foreign direct investment, accountability mechanism, transnational corporations, Indonesia
A number of empirical studies have shown that foreign direct investment has benefited the Indonesian economy, accelerating Indonesia’s export of goods, creating more jobs, increasing productivity and facilitating technology spillover. At the same time, it has also negatively affected the environment, the working conditions of local residents, and the social, cultural, and economic rights of local communities. Most significantly, the activities of transnational corporations have been a reason for a number of violent conflicts. Indeed, as foreign direct investment inflow increases, conflicts between transnational corporations and local communities in Indonesia intensify. This situation has not developed in the absence of laws and institutions but these have not been working efficiently. This article assesses Indonesia’s regulatory and institutional framework for dealing with human rights violations by foreign investors. It is argued that there are crucial challenges that need to be taken into account in order to establish a strong accountability mechanism for human rights violations by transnational corporations in Indonesia, mainly inadequate regulatory coverage and insufficient institutional support. Until these limitations are addressed, violations of human rights by transnational corporations will continue to occur. As victims have limited access to redress, conflicts involving transnational corporations will likely remain high in the years ahead.

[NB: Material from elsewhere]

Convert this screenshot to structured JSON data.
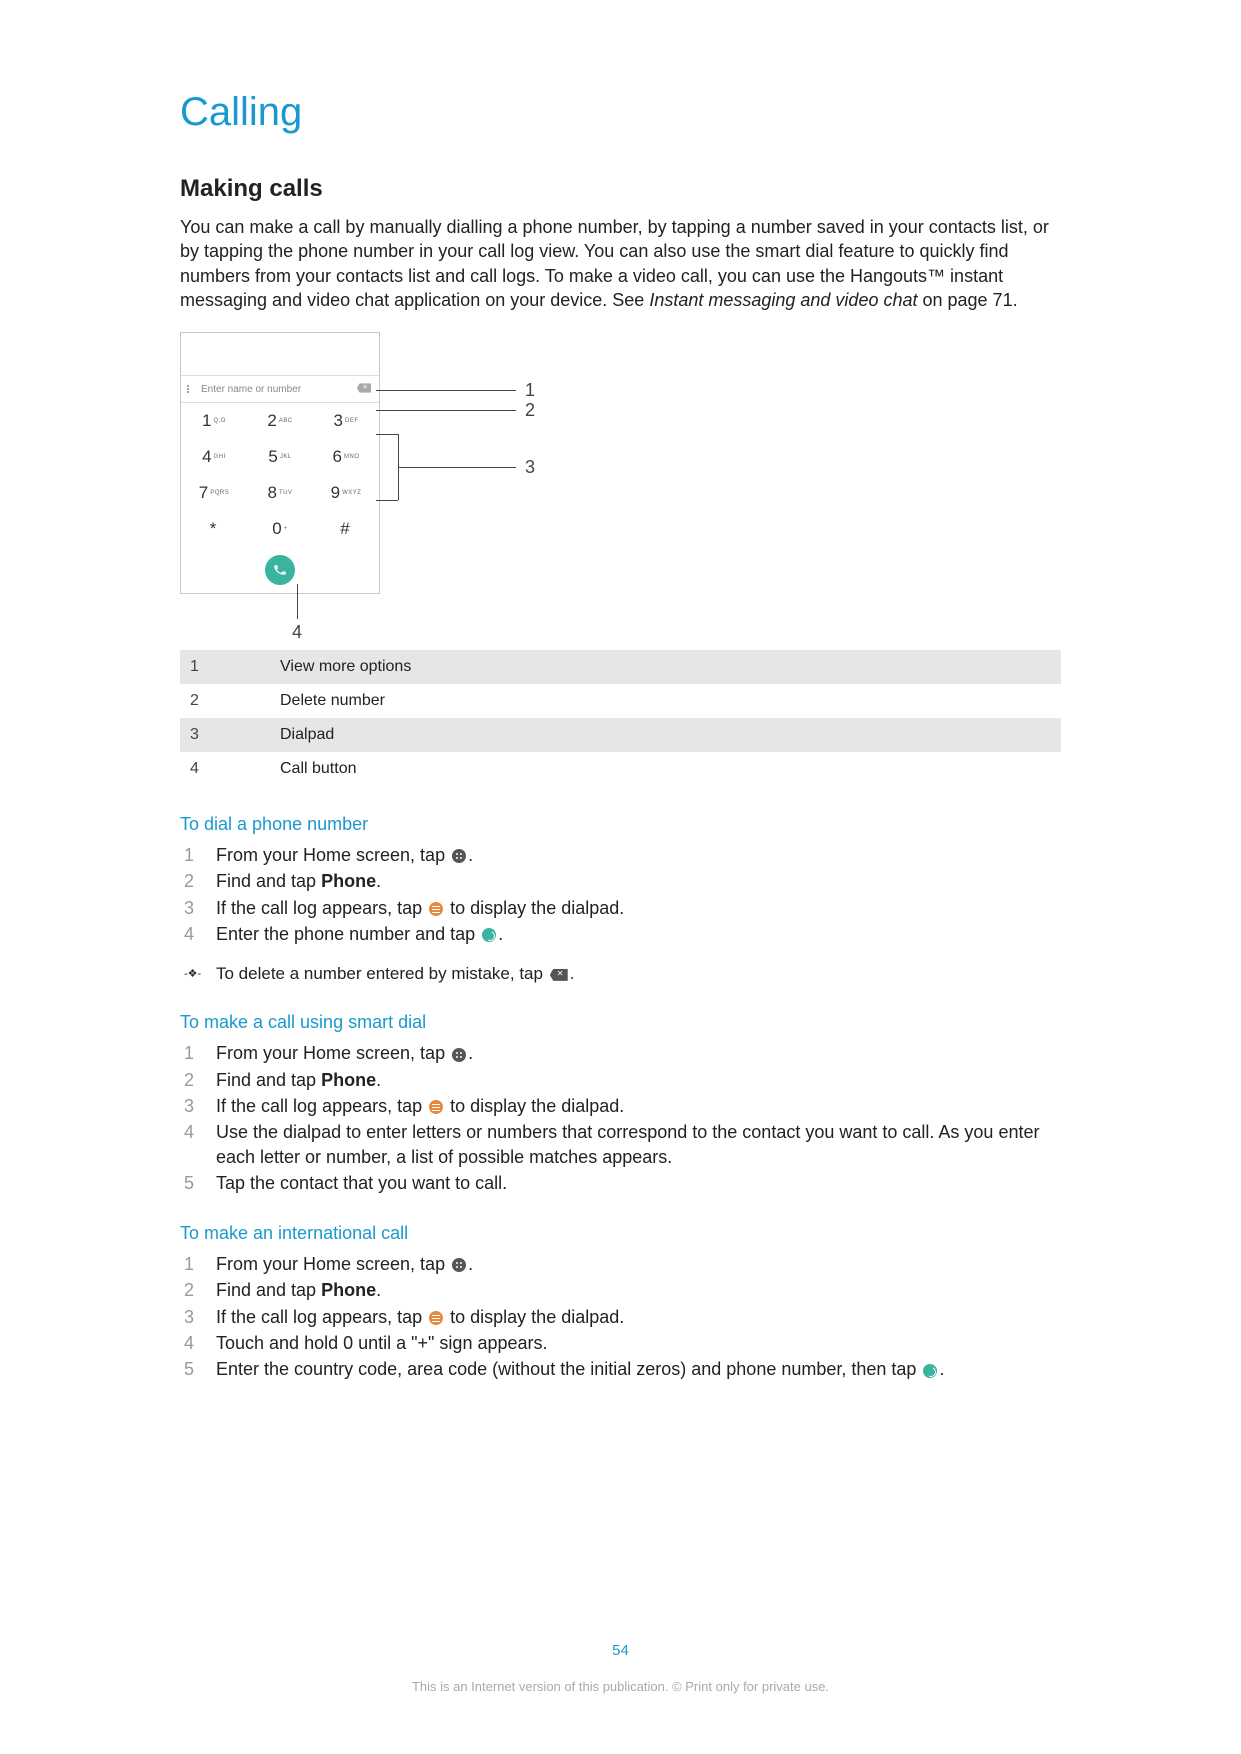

I. Prihandono, Transnational Corporations and Human Rights Violations in Indonesia (July 22, 2013). Australian Journal of Asian Law, Vol. 14, No. 1, Article 5, 2013